Required action: Write back every line of the listing exactly, excluding images.

Exercise material:

::::

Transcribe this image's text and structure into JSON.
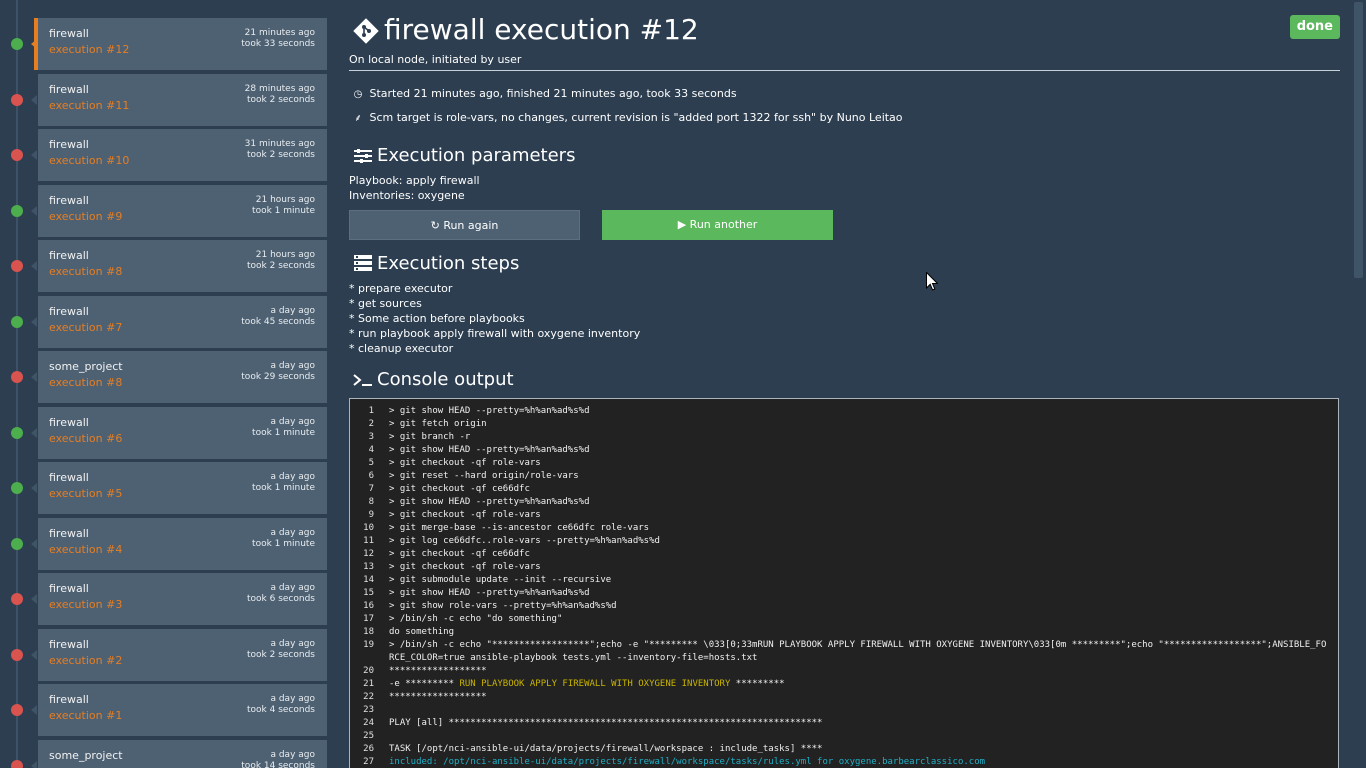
{
  "sidebar": {
    "items": [
      {
        "project": "firewall",
        "execution": "execution #12",
        "when": "21 minutes ago",
        "took": "took 33 seconds",
        "status": "ok",
        "active": true
      },
      {
        "project": "firewall",
        "execution": "execution #11",
        "when": "28 minutes ago",
        "took": "took 2 seconds",
        "status": "fail"
      },
      {
        "project": "firewall",
        "execution": "execution #10",
        "when": "31 minutes ago",
        "took": "took 2 seconds",
        "status": "fail"
      },
      {
        "project": "firewall",
        "execution": "execution #9",
        "when": "21 hours ago",
        "took": "took 1 minute",
        "status": "ok"
      },
      {
        "project": "firewall",
        "execution": "execution #8",
        "when": "21 hours ago",
        "took": "took 2 seconds",
        "status": "fail"
      },
      {
        "project": "firewall",
        "execution": "execution #7",
        "when": "a day ago",
        "took": "took 45 seconds",
        "status": "ok"
      },
      {
        "project": "some_project",
        "execution": "execution #8",
        "when": "a day ago",
        "took": "took 29 seconds",
        "status": "fail"
      },
      {
        "project": "firewall",
        "execution": "execution #6",
        "when": "a day ago",
        "took": "took 1 minute",
        "status": "ok"
      },
      {
        "project": "firewall",
        "execution": "execution #5",
        "when": "a day ago",
        "took": "took 1 minute",
        "status": "ok"
      },
      {
        "project": "firewall",
        "execution": "execution #4",
        "when": "a day ago",
        "took": "took 1 minute",
        "status": "ok"
      },
      {
        "project": "firewall",
        "execution": "execution #3",
        "when": "a day ago",
        "took": "took 6 seconds",
        "status": "fail"
      },
      {
        "project": "firewall",
        "execution": "execution #2",
        "when": "a day ago",
        "took": "took 2 seconds",
        "status": "fail"
      },
      {
        "project": "firewall",
        "execution": "execution #1",
        "when": "a day ago",
        "took": "took 4 seconds",
        "status": "fail"
      },
      {
        "project": "some_project",
        "execution": "",
        "when": "a day ago",
        "took": "took 14 seconds",
        "status": "fail"
      }
    ]
  },
  "header": {
    "title": "firewall execution #12",
    "status": "done",
    "subtitle": "On local node, initiated by user"
  },
  "info": {
    "started": "Started 21 minutes ago, finished 21 minutes ago, took 33 seconds",
    "scm": "Scm target is role-vars, no changes, current revision is \"added port 1322 for ssh\" by Nuno Leitao"
  },
  "params": {
    "heading": "Execution parameters",
    "playbook": "Playbook: apply firewall",
    "inventories": "Inventories: oxygene",
    "run_again": "Run again",
    "run_another": "Run another"
  },
  "steps": {
    "heading": "Execution steps",
    "items": [
      "* prepare executor",
      "* get sources",
      "* Some action before playbooks",
      "* run playbook apply firewall with oxygene inventory",
      "* cleanup executor"
    ]
  },
  "console": {
    "heading": "Console output",
    "lines": [
      {
        "n": "1",
        "t": "> git show HEAD --pretty=%h%an%ad%s%d"
      },
      {
        "n": "2",
        "t": "> git fetch origin"
      },
      {
        "n": "3",
        "t": "> git branch -r"
      },
      {
        "n": "4",
        "t": "> git show HEAD --pretty=%h%an%ad%s%d"
      },
      {
        "n": "5",
        "t": "> git checkout -qf role-vars"
      },
      {
        "n": "6",
        "t": "> git reset --hard origin/role-vars"
      },
      {
        "n": "7",
        "t": "> git checkout -qf ce66dfc"
      },
      {
        "n": "8",
        "t": "> git show HEAD --pretty=%h%an%ad%s%d"
      },
      {
        "n": "9",
        "t": "> git checkout -qf role-vars"
      },
      {
        "n": "10",
        "t": "> git merge-base --is-ancestor ce66dfc role-vars"
      },
      {
        "n": "11",
        "t": "> git log ce66dfc..role-vars --pretty=%h%an%ad%s%d"
      },
      {
        "n": "12",
        "t": "> git checkout -qf ce66dfc"
      },
      {
        "n": "13",
        "t": "> git checkout -qf role-vars"
      },
      {
        "n": "14",
        "t": "> git submodule update --init --recursive"
      },
      {
        "n": "15",
        "t": "> git show HEAD --pretty=%h%an%ad%s%d"
      },
      {
        "n": "16",
        "t": "> git show role-vars --pretty=%h%an%ad%s%d"
      },
      {
        "n": "17",
        "t": "> /bin/sh -c echo \"do something\""
      },
      {
        "n": "18",
        "t": "do something"
      },
      {
        "n": "19",
        "t": "> /bin/sh -c echo \"******************\";echo -e \"********* \\033[0;33mRUN PLAYBOOK APPLY FIREWALL WITH OXYGENE INVENTORY\\033[0m *********\";echo \"******************\";ANSIBLE_FORCE_COLOR=true ansible-playbook tests.yml --inventory-file=hosts.txt"
      },
      {
        "n": "20",
        "t": "******************"
      },
      {
        "n": "21",
        "pre": "-e ********* ",
        "hl": "RUN PLAYBOOK APPLY FIREWALL WITH OXYGENE INVENTORY",
        "post": " *********"
      },
      {
        "n": "22",
        "t": "******************"
      },
      {
        "n": "23",
        "t": ""
      },
      {
        "n": "24",
        "t": "PLAY [all] *********************************************************************"
      },
      {
        "n": "25",
        "t": ""
      },
      {
        "n": "26",
        "t": "TASK [/opt/nci-ansible-ui/data/projects/firewall/workspace : include_tasks] ****"
      },
      {
        "n": "27",
        "cyan": "included: /opt/nci-ansible-ui/data/projects/firewall/workspace/tasks/rules.yml for oxygene.barbearclassico.com"
      }
    ]
  }
}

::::

Task result:
Transcribe this image's text and structure into JSON.
{
  "sidebar": {
    "items": [
      {
        "project": "firewall",
        "execution": "execution #12",
        "when": "21 minutes ago",
        "took": "took 33 seconds",
        "status": "ok",
        "active": true
      },
      {
        "project": "firewall",
        "execution": "execution #11",
        "when": "28 minutes ago",
        "took": "took 2 seconds",
        "status": "fail"
      },
      {
        "project": "firewall",
        "execution": "execution #10",
        "when": "31 minutes ago",
        "took": "took 2 seconds",
        "status": "fail"
      },
      {
        "project": "firewall",
        "execution": "execution #9",
        "when": "21 hours ago",
        "took": "took 1 minute",
        "status": "ok"
      },
      {
        "project": "firewall",
        "execution": "execution #8",
        "when": "21 hours ago",
        "took": "took 2 seconds",
        "status": "fail"
      },
      {
        "project": "firewall",
        "execution": "execution #7",
        "when": "a day ago",
        "took": "took 45 seconds",
        "status": "ok"
      },
      {
        "project": "some_project",
        "execution": "execution #8",
        "when": "a day ago",
        "took": "took 29 seconds",
        "status": "fail"
      },
      {
        "project": "firewall",
        "execution": "execution #6",
        "when": "a day ago",
        "took": "took 1 minute",
        "status": "ok"
      },
      {
        "project": "firewall",
        "execution": "execution #5",
        "when": "a day ago",
        "took": "took 1 minute",
        "status": "ok"
      },
      {
        "project": "firewall",
        "execution": "execution #4",
        "when": "a day ago",
        "took": "took 1 minute",
        "status": "ok"
      },
      {
        "project": "firewall",
        "execution": "execution #3",
        "when": "a day ago",
        "took": "took 6 seconds",
        "status": "fail"
      },
      {
        "project": "firewall",
        "execution": "execution #2",
        "when": "a day ago",
        "took": "took 2 seconds",
        "status": "fail"
      },
      {
        "project": "firewall",
        "execution": "execution #1",
        "when": "a day ago",
        "took": "took 4 seconds",
        "status": "fail"
      },
      {
        "project": "some_project",
        "execution": "",
        "when": "a day ago",
        "took": "took 14 seconds",
        "status": "fail"
      }
    ]
  },
  "header": {
    "title": "firewall execution #12",
    "status": "done",
    "subtitle": "On local node, initiated by user"
  },
  "info": {
    "started": "Started 21 minutes ago, finished 21 minutes ago, took 33 seconds",
    "scm": "Scm target is role-vars, no changes, current revision is \"added port 1322 for ssh\" by Nuno Leitao"
  },
  "params": {
    "heading": "Execution parameters",
    "playbook": "Playbook: apply firewall",
    "inventories": "Inventories: oxygene",
    "run_again": "Run again",
    "run_another": "Run another"
  },
  "steps": {
    "heading": "Execution steps",
    "items": [
      "* prepare executor",
      "* get sources",
      "* Some action before playbooks",
      "* run playbook apply firewall with oxygene inventory",
      "* cleanup executor"
    ]
  },
  "console": {
    "heading": "Console output",
    "lines": [
      {
        "n": "1",
        "t": "> git show HEAD --pretty=%h%an%ad%s%d"
      },
      {
        "n": "2",
        "t": "> git fetch origin"
      },
      {
        "n": "3",
        "t": "> git branch -r"
      },
      {
        "n": "4",
        "t": "> git show HEAD --pretty=%h%an%ad%s%d"
      },
      {
        "n": "5",
        "t": "> git checkout -qf role-vars"
      },
      {
        "n": "6",
        "t": "> git reset --hard origin/role-vars"
      },
      {
        "n": "7",
        "t": "> git checkout -qf ce66dfc"
      },
      {
        "n": "8",
        "t": "> git show HEAD --pretty=%h%an%ad%s%d"
      },
      {
        "n": "9",
        "t": "> git checkout -qf role-vars"
      },
      {
        "n": "10",
        "t": "> git merge-base --is-ancestor ce66dfc role-vars"
      },
      {
        "n": "11",
        "t": "> git log ce66dfc..role-vars --pretty=%h%an%ad%s%d"
      },
      {
        "n": "12",
        "t": "> git checkout -qf ce66dfc"
      },
      {
        "n": "13",
        "t": "> git checkout -qf role-vars"
      },
      {
        "n": "14",
        "t": "> git submodule update --init --recursive"
      },
      {
        "n": "15",
        "t": "> git show HEAD --pretty=%h%an%ad%s%d"
      },
      {
        "n": "16",
        "t": "> git show role-vars --pretty=%h%an%ad%s%d"
      },
      {
        "n": "17",
        "t": "> /bin/sh -c echo \"do something\""
      },
      {
        "n": "18",
        "t": "do something"
      },
      {
        "n": "19",
        "t": "> /bin/sh -c echo \"******************\";echo -e \"********* \\033[0;33mRUN PLAYBOOK APPLY FIREWALL WITH OXYGENE INVENTORY\\033[0m *********\";echo \"******************\";ANSIBLE_FORCE_COLOR=true ansible-playbook tests.yml --inventory-file=hosts.txt"
      },
      {
        "n": "20",
        "t": "******************"
      },
      {
        "n": "21",
        "pre": "-e ********* ",
        "hl": "RUN PLAYBOOK APPLY FIREWALL WITH OXYGENE INVENTORY",
        "post": " *********"
      },
      {
        "n": "22",
        "t": "******************"
      },
      {
        "n": "23",
        "t": ""
      },
      {
        "n": "24",
        "t": "PLAY [all] *********************************************************************"
      },
      {
        "n": "25",
        "t": ""
      },
      {
        "n": "26",
        "t": "TASK [/opt/nci-ansible-ui/data/projects/firewall/workspace : include_tasks] ****"
      },
      {
        "n": "27",
        "cyan": "included: /opt/nci-ansible-ui/data/projects/firewall/workspace/tasks/rules.yml for oxygene.barbearclassico.com"
      }
    ]
  }
}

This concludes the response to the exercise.